Colorado Hikers Attacked by Moose: Vital Tips to Stay Safe on the Trails
Colorado Parks and Wildlife officials are issuing a stark reminder of the importance of wildlife safety following a recent incident in Teller County. During a hike along the Crags Trail, located approximately 3 miles south of Divide off Colorado 67, two hikers had a harrowing encounter. While walking their three dogs, they came across a cow moose accompanied by her calf. This encounter serves as a poignant reminder of the need for caution and respect when sharing the wilderness with wildlife, emphasizing the unpredictable nature of these creatures and the need for hikers to remain vigilant in such environments.
When exploring the scenic wilderness of Colorado, encounters with majestic moose are not uncommon.
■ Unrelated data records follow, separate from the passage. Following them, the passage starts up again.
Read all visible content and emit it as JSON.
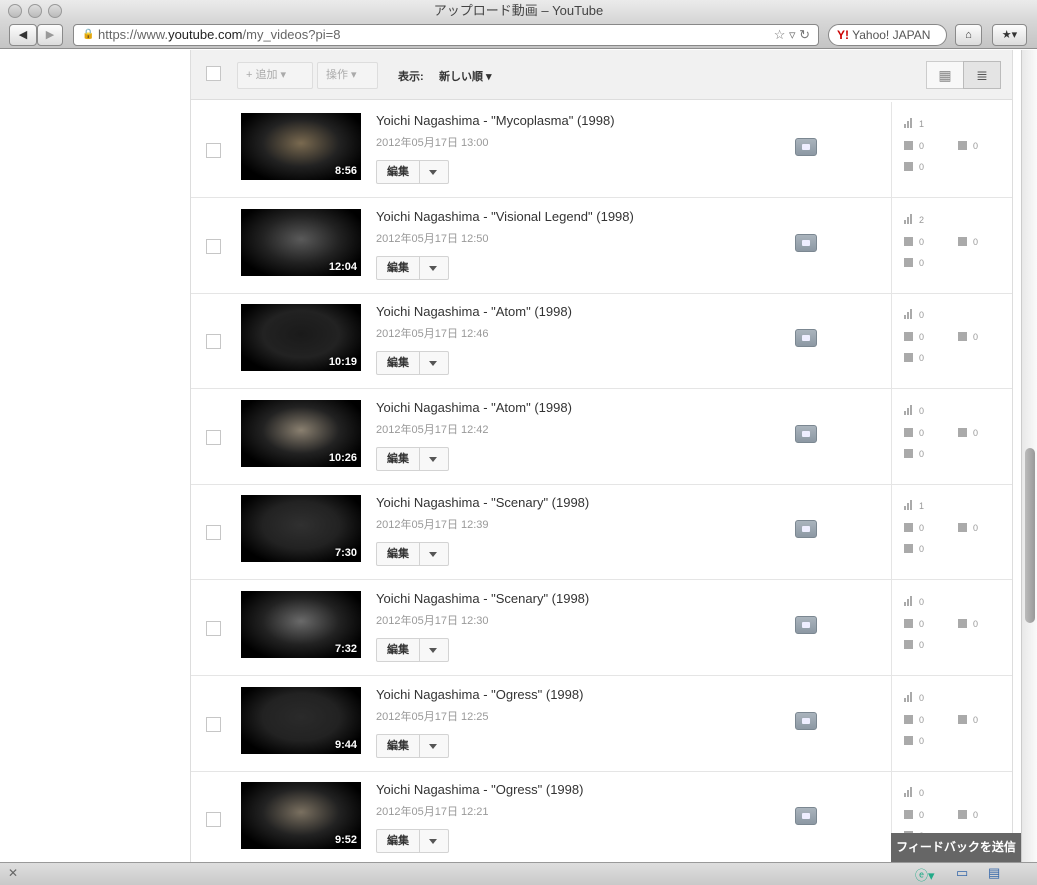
{
  "window": {
    "title": "アップロード動画 – YouTube"
  },
  "browser": {
    "url_prefix": "https://www.",
    "url_domain": "youtube.com",
    "url_path": "/my_videos?pi=8",
    "search_text": "Yahoo! JAPAN"
  },
  "toolbar": {
    "add_label": "+ 追加",
    "actions_label": "操作",
    "sort_label": "表示:",
    "sort_value": "新しい順"
  },
  "edit_label": "編集",
  "videos": [
    {
      "title": "Yoichi Nagashima - \"Mycoplasma\" (1998)",
      "date": "2012年05月17日 13:00",
      "duration": "8:56",
      "views": "1",
      "likes": "0",
      "dislikes": "0",
      "comments": "0"
    },
    {
      "title": "Yoichi Nagashima - \"Visional Legend\" (1998)",
      "date": "2012年05月17日 12:50",
      "duration": "12:04",
      "views": "2",
      "likes": "0",
      "dislikes": "0",
      "comments": "0"
    },
    {
      "title": "Yoichi Nagashima - \"Atom\" (1998)",
      "date": "2012年05月17日 12:46",
      "duration": "10:19",
      "views": "0",
      "likes": "0",
      "dislikes": "0",
      "comments": "0"
    },
    {
      "title": "Yoichi Nagashima - \"Atom\" (1998)",
      "date": "2012年05月17日 12:42",
      "duration": "10:26",
      "views": "0",
      "likes": "0",
      "dislikes": "0",
      "comments": "0"
    },
    {
      "title": "Yoichi Nagashima - \"Scenary\" (1998)",
      "date": "2012年05月17日 12:39",
      "duration": "7:30",
      "views": "1",
      "likes": "0",
      "dislikes": "0",
      "comments": "0"
    },
    {
      "title": "Yoichi Nagashima - \"Scenary\" (1998)",
      "date": "2012年05月17日 12:30",
      "duration": "7:32",
      "views": "0",
      "likes": "0",
      "dislikes": "0",
      "comments": "0"
    },
    {
      "title": "Yoichi Nagashima - \"Ogress\" (1998)",
      "date": "2012年05月17日 12:25",
      "duration": "9:44",
      "views": "0",
      "likes": "0",
      "dislikes": "0",
      "comments": "0"
    },
    {
      "title": "Yoichi Nagashima - \"Ogress\" (1998)",
      "date": "2012年05月17日 12:21",
      "duration": "9:52",
      "views": "0",
      "likes": "0",
      "dislikes": "0",
      "comments": "0"
    }
  ],
  "feedback_label": "フィードバックを送信"
}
These massive creatures, however, can be both awe-inspiring and potentially dangerous if proper precautions aren’t taken. To ensure your safety and the well-being of these iconic animals, here are essential moose safety tips for adventurers in Colorado:
- Maintain Distance: Keep a minimum of 25 yards between you and a moose at all times. Respect their personal space to avoid provoking them.
- Leash Your Dogs: Colorado’s moose can perceive unleashed dogs as threats, prompting aggressive behavior. Keep your furry companions on a leash and under control.
- Stay Calm and Quiet: If you spot a moose, remain calm and avoid sudden movements or loud noises. Being non-threatening minimizes the chance of startling them.
- Observe Signs of Agitation: Learn to recognize signs of moose agitation, such as raised hackles, stomping, or vocalizations. If you notice any of these, slowly back away.
- Avoid Blocking Escape Routes: If you encounter a moose on a trail, give it a clear path to escape. Blocking its way may cause it to feel trapped and react defensively.
- Travel in Groups: Hiking with others increases safety in moose country. Groups are typically less likely to surprise wildlife and can help deter potential moose encounters.
- Be Cautious During Calving Season: During late spring and early summer, moose cows are particularly protective of their calves. Exercise extra caution during this period.
- Carry Bear Spray: While designed for bears, bear spray can also be effective against aggressive moose. Have it readily accessible in case of emergencies.
- Don’t Feed Wildlife: Feeding moose or any wildlife is not only dangerous but also illegal in Colorado. Human food can harm their health and disrupt natural behaviors.
- Report Conflicts: If you witness a moose encounter or conflict, report it to Colorado Parks and Wildlife authorities. They can provide guidance, monitor the situation, and educate the public.
- Know the Regulations: Familiarize yourself with Colorado’s wildlife regulations, including moose-specific guidelines, before embarking on outdoor adventures.
- Educate Yourself: Continuously educate yourself about moose behavior and safety measures. Understanding their habits can help you make informed decisions in the wild.
By adhering to these moose safety tips, you can enjoy Colorado’s breathtaking landscapes while coexisting respectfully with these remarkable animals. Remember, responsible outdoor recreation ensures the preservation of both human safety and the natural world.